═════ RECORDS FOR THE TASK ═════

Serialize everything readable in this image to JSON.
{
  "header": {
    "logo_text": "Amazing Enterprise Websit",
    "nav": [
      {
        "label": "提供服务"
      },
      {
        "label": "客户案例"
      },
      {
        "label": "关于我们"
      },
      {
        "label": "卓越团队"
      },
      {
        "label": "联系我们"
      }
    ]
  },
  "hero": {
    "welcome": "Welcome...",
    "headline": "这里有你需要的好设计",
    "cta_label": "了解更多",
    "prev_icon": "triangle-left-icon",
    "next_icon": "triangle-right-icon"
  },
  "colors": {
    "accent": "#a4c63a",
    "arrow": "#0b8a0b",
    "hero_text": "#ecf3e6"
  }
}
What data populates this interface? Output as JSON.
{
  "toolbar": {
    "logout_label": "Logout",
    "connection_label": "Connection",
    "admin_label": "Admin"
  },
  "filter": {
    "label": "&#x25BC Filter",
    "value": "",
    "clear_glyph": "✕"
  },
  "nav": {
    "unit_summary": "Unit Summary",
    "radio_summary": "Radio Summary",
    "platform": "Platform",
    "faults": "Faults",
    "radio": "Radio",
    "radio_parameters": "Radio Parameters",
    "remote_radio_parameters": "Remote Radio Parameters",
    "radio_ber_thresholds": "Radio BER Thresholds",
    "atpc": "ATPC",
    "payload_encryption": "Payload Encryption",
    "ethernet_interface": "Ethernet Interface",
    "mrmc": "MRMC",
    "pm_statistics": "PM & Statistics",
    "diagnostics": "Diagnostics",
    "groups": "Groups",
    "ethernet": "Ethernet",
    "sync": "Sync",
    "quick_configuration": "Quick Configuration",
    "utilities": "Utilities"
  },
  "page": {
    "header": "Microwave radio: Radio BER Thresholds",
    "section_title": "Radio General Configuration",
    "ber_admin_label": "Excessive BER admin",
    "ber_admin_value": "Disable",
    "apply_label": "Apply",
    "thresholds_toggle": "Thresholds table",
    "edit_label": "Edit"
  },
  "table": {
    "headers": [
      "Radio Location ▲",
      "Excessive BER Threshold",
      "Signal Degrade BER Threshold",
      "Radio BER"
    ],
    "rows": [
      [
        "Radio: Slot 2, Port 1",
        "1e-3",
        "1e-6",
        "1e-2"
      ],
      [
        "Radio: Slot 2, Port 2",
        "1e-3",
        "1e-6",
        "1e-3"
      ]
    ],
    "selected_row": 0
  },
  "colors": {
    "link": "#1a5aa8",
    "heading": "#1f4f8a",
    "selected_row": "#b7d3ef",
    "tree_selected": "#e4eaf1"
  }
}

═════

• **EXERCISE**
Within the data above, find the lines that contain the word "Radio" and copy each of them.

• **RESPONSE TO THIS EXERCISE**
    "radio_summary": "Radio Summary",
    "radio": "Radio",
    "radio_parameters": "Radio Parameters",
    "remote_radio_parameters": "Remote Radio Parameters",
    "radio_ber_thresholds": "Radio BER Thresholds",
    "header": "Microwave radio: Radio BER Thresholds",
    "section_title": "Radio General Configuration",
      "Radio Location ▲",
      "Radio BER"
        "Radio: Slot 2, Port 1",
        "Radio: Slot 2, Port 2",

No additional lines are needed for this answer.